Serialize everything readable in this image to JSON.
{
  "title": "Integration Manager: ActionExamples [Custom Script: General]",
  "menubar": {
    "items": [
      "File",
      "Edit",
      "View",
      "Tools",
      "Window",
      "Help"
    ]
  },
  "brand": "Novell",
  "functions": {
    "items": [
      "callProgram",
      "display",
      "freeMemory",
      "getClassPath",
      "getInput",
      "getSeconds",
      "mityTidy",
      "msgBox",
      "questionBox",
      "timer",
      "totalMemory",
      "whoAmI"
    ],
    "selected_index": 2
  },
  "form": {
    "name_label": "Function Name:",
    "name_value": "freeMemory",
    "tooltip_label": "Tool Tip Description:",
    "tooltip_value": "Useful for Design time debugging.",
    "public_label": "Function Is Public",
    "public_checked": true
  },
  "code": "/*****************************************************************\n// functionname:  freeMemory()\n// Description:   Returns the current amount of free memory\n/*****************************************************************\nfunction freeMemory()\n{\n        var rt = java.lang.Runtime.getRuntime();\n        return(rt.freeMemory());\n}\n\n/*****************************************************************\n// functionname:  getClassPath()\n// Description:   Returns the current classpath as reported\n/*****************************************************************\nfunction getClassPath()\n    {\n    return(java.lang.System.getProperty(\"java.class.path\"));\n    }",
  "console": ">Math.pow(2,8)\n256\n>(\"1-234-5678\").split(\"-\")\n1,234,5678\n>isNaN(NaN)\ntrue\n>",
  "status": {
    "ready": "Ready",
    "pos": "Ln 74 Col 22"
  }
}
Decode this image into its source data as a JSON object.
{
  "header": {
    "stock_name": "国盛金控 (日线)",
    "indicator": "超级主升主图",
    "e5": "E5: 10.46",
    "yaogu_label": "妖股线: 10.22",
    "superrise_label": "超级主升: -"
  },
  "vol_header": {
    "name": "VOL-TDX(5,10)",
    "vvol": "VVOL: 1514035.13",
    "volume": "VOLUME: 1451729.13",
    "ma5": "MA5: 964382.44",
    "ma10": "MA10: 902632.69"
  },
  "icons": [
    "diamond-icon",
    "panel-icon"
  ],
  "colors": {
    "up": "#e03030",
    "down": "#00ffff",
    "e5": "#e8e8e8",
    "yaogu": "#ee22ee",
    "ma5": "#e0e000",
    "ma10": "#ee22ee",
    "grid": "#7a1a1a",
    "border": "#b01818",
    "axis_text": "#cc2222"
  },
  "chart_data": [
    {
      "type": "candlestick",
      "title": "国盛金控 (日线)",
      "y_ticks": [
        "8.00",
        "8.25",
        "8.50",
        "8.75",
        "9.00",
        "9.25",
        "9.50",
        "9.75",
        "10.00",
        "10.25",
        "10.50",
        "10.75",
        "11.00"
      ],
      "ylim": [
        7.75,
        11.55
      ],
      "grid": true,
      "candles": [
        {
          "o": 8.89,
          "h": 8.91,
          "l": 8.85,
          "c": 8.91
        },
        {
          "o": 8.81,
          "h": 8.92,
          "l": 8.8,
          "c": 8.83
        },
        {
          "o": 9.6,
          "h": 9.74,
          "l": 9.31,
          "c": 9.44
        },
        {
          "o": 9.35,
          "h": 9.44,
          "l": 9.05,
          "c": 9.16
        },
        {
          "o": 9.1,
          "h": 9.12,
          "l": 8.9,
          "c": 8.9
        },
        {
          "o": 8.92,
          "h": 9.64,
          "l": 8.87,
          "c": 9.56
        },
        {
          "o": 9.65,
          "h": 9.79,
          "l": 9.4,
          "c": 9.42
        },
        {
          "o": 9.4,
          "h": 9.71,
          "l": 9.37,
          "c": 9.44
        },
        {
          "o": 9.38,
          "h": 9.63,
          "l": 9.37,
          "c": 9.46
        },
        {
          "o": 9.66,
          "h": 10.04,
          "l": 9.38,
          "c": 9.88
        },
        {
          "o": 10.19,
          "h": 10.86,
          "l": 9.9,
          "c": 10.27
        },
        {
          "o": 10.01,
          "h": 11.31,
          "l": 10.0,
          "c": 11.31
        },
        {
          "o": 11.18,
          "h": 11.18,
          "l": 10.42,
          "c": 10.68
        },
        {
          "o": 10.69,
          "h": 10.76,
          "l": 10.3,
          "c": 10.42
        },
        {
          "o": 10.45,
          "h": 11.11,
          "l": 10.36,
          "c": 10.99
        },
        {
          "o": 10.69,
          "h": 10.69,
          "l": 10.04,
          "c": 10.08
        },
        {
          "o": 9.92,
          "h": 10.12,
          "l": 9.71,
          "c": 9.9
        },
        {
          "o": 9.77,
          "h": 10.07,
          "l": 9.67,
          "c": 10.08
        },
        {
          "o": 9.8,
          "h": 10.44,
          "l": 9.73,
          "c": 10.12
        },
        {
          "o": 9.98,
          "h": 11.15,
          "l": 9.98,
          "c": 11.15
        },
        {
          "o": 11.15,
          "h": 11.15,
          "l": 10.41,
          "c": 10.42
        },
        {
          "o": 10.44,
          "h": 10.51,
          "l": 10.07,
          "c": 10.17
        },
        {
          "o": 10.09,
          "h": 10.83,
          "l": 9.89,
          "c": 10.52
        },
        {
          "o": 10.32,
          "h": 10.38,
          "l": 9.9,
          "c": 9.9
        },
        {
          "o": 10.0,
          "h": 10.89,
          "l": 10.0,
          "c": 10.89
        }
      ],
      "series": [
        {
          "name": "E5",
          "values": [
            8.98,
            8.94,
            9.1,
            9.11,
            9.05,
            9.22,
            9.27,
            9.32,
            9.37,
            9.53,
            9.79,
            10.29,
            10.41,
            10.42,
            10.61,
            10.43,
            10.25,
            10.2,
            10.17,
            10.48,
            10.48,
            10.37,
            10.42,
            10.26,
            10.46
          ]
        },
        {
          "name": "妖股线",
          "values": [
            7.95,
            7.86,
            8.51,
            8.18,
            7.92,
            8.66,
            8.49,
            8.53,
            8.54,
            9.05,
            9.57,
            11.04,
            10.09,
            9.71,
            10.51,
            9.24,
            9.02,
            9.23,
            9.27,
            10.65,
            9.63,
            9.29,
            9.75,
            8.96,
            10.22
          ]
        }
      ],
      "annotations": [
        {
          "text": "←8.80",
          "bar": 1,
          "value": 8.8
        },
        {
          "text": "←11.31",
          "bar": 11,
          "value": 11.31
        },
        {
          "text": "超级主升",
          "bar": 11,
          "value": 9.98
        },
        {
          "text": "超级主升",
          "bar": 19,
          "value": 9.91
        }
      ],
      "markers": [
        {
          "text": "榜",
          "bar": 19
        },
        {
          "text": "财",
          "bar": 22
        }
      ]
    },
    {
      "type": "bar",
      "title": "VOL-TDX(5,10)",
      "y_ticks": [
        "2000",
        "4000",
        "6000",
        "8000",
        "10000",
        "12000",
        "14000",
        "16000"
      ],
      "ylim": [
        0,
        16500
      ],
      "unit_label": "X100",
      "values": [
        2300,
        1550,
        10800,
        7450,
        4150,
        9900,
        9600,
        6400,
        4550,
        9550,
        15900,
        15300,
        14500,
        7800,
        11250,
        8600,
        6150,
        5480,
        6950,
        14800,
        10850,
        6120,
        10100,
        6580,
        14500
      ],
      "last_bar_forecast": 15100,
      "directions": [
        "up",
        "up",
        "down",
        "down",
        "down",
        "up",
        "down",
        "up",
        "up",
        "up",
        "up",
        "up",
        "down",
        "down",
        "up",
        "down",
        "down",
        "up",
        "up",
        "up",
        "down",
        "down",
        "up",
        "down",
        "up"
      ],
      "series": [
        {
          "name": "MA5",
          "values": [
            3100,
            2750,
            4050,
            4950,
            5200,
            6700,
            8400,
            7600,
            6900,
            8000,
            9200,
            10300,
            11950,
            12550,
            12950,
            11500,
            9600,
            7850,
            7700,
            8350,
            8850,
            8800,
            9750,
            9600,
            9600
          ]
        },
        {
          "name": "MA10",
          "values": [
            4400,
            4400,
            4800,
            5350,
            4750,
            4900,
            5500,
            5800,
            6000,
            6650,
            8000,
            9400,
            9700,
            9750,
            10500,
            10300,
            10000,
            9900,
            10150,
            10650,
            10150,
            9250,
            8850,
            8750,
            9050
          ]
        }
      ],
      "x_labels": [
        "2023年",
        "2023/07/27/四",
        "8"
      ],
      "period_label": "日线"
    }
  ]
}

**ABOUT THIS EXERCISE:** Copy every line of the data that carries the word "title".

**RESULT OF THIS TASK:**
  "title": "Integration Manager: ActionExamples [Custom Script: General]",
      "title": "国盛金控 (日线)",
      "title": "VOL-TDX(5,10)",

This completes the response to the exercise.